The other thing that the lack of blunts impacted was the size of the disengages. It was possible to slide your blade along the other, and then up the other side. Doing this with our simulators doesn't work nearly so well, with the blunt and tape catching on the blade as you try. Also, it felt like the blade was a bit lighter than I expected - if the edges were truly sharp, the geometry would by definition be different than the simulators we use, with that much less metal on the edge.

Speaking of sliding the blades, what you may have heard about edges catching on edges is absolutely true. It isn't predictable or consistent, but when you're sliding edge on edge, there are catches that happen which absolutely impact the movements that you're making. If you can utilize it quickly when it happens, you might be able to save your life! On the other hand, it really made it more important to have your edge on their flat if you're trying to displace their blade with an attack.

Finally, hand shots. It was very clear that while it may still be a low-percentage shot, that the tip of a blade isn't going to bounce off as readily as a blade with a bird blunt on top would. Rather, it seems that if someone really wants to take the shot, that it would be very possible for the blade to skip into the guard, and into your hand... and along it, through it, and into your wrist and arm from that angle. Super problematic for continuing the fight.

Having had this experience, if you have the opportunity to do the same, I really recommend it to a serious student of historic swordsmanship. It highlighted a number of reasons we really do what we do, and gave a very tiny and controlled taste of what it meant to be across from three to four feet of sharp steel.

So! That was sure a thing. Soon I hope to have more Good Historic Material up, now that I've got a bit more free time and brain space.


  1. Neat! I was interested in this topic a while ago - it's the reason that every time I re-tip my rapier, I take a few thrusts at my practice dummy with it naked. Because that tip adds so much weight and wibble to it.

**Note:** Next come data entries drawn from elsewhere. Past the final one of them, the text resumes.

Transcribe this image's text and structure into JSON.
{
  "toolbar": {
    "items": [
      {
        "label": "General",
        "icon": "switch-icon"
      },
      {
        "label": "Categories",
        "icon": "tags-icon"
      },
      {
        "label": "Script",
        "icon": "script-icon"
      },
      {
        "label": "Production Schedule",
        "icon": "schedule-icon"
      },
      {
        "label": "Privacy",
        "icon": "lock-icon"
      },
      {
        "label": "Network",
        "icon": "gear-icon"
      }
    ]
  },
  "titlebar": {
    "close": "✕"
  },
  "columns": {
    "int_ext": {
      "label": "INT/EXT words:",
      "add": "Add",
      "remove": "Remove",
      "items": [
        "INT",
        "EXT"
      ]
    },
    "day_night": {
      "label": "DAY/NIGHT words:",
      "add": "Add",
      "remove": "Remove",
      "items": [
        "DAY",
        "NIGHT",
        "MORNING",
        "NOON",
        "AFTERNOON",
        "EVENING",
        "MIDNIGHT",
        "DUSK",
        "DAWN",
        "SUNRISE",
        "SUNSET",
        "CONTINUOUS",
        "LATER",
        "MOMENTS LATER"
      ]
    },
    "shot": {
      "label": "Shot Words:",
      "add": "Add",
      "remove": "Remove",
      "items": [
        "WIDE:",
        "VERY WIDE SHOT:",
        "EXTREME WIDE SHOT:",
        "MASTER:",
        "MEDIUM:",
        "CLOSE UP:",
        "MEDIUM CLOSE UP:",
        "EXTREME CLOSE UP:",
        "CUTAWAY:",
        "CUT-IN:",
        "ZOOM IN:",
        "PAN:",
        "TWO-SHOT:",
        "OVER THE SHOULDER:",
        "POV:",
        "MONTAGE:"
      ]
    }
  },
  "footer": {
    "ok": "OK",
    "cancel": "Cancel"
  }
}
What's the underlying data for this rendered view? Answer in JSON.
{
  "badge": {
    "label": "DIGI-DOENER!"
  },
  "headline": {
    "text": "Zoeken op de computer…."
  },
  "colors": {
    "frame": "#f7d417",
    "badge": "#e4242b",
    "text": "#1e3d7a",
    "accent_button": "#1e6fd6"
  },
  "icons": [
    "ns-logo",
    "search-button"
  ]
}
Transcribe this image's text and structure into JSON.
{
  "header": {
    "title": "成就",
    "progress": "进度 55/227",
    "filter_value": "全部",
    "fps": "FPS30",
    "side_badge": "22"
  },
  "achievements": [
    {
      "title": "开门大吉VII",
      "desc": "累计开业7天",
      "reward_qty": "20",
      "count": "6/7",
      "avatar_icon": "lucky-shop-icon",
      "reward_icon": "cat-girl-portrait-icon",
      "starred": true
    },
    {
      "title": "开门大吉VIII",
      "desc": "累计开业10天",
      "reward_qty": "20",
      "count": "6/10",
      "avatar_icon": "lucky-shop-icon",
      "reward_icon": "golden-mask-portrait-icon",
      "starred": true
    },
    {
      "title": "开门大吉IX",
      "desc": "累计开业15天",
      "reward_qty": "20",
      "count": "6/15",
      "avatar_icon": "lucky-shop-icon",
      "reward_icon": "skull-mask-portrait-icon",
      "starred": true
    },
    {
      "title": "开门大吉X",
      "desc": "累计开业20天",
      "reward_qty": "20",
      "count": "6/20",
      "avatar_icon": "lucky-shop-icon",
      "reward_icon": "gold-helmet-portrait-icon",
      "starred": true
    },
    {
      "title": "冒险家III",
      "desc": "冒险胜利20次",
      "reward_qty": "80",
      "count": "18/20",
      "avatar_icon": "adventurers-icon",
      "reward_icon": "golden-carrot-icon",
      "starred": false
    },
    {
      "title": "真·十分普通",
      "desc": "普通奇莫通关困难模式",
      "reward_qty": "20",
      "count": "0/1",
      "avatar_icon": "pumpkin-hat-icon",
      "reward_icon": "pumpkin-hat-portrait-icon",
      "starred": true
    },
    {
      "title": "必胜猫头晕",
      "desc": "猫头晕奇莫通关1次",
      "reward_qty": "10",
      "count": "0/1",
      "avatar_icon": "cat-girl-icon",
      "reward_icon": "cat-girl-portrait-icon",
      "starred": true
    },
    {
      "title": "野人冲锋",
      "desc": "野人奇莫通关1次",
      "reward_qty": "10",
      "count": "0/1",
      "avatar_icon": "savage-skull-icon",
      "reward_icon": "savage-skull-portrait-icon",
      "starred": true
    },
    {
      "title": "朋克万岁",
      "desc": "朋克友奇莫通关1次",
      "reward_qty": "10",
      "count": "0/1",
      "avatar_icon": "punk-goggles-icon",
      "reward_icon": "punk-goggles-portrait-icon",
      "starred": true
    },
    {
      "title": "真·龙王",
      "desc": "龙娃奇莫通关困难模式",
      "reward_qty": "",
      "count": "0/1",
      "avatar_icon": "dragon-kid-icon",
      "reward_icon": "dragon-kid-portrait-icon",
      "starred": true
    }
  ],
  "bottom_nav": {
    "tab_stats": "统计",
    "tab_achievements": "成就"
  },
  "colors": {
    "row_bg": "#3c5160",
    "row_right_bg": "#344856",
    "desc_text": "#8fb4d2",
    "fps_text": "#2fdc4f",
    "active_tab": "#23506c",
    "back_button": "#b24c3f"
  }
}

    I have heard of some HEMA guys putting a narrow strip of duct tape on the edges of their rapiers to simulate that sort of binding. I'm not sure how to feel about this, but it would be an interesting start, if you wanted to try that at some point. I know you care about keeping your swords clean more than I do, so I'd even be willing to lend you one of my sword to do it with.

    1. I'd be interested in trying it, but I don't think it'd bind in remotely the same way. Too consistent along the length of the tape.

    2. Fire Bow puts leather on the tip of his sword instead of rubber blunts. It keeps the sword more stream-lined than blunts. I'm tempted to try that and see how it goes, but I think the rubber blunts distribute the force better, making it a little more opponent-friendly than a leather tip.

    3. I'm thinking of doing that as well, but I'm hesitant for similar reasons, as well as simple maintenance. (I can retip a blade in like 30 seconds with a blunt and tape, y'know?) I may have to get him to show me how he retips the blade and I'll see how that goes.

    4. This has been a hot topic among blade practitioners for a while now. It sound like a real and exciting learning experience!

    5. It was both real, exciting, and learning! :)

      More seriously though, I think that once someone hits a level of experience with fencing, it's important to do something like this because it puts a lot of the actions we learn into a very different context.